Problem details. Only an exact retyping of all the entries counts as an answer.

Source material.

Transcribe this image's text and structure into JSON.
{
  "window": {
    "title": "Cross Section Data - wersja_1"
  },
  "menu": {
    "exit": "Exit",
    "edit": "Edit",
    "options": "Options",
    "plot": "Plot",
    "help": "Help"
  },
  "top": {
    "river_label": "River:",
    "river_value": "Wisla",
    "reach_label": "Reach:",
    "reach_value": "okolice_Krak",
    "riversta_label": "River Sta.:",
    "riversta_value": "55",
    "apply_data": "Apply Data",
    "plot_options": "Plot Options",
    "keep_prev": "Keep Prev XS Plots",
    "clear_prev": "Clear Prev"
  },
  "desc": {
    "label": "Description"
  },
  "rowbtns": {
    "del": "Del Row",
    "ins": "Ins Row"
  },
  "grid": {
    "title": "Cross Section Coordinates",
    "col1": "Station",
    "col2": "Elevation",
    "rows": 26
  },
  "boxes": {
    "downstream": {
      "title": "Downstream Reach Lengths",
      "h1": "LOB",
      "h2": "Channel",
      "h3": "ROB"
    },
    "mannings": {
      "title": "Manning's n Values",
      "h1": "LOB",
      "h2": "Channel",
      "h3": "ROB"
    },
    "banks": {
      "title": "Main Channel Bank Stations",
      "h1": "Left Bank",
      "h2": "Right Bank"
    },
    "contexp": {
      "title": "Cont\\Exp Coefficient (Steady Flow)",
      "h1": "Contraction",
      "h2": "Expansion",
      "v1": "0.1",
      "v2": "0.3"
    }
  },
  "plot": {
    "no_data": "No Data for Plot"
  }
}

Exercise response.
Transcribe this image's text and structure into JSON.
{
  "window": {
    "title": "Cross Section Data - wersja_1"
  },
  "menu": {
    "exit": "Exit",
    "edit": "Edit",
    "options": "Options",
    "plot": "Plot",
    "help": "Help"
  },
  "top": {
    "river_label": "River:",
    "river_value": "Wisla",
    "reach_label": "Reach:",
    "reach_value": "okolice_Krak",
    "riversta_label": "River Sta.:",
    "riversta_value": "55",
    "apply_data": "Apply Data",
    "plot_options": "Plot Options",
    "keep_prev": "Keep Prev XS Plots",
    "clear_prev": "Clear Prev"
  },
  "desc": {
    "label": "Description"
  },
  "rowbtns": {
    "del": "Del Row",
    "ins": "Ins Row"
  },
  "grid": {
    "title": "Cross Section Coordinates",
    "col1": "Station",
    "col2": "Elevation",
    "rows": 26
  },
  "boxes": {
    "downstream": {
      "title": "Downstream Reach Lengths",
      "h1": "LOB",
      "h2": "Channel",
      "h3": "ROB"
    },
    "mannings": {
      "title": "Manning's n Values",
      "h1": "LOB",
      "h2": "Channel",
      "h3": "ROB"
    },
    "banks": {
      "title": "Main Channel Bank Stations",
      "h1": "Left Bank",
      "h2": "Right Bank"
    },
    "contexp": {
      "title": "Cont\\Exp Coefficient (Steady Flow)",
      "h1": "Contraction",
      "h2": "Expansion",
      "v1": "0.1",
      "v2": "0.3"
    }
  },
  "plot": {
    "no_data": "No Data for Plot"
  }
}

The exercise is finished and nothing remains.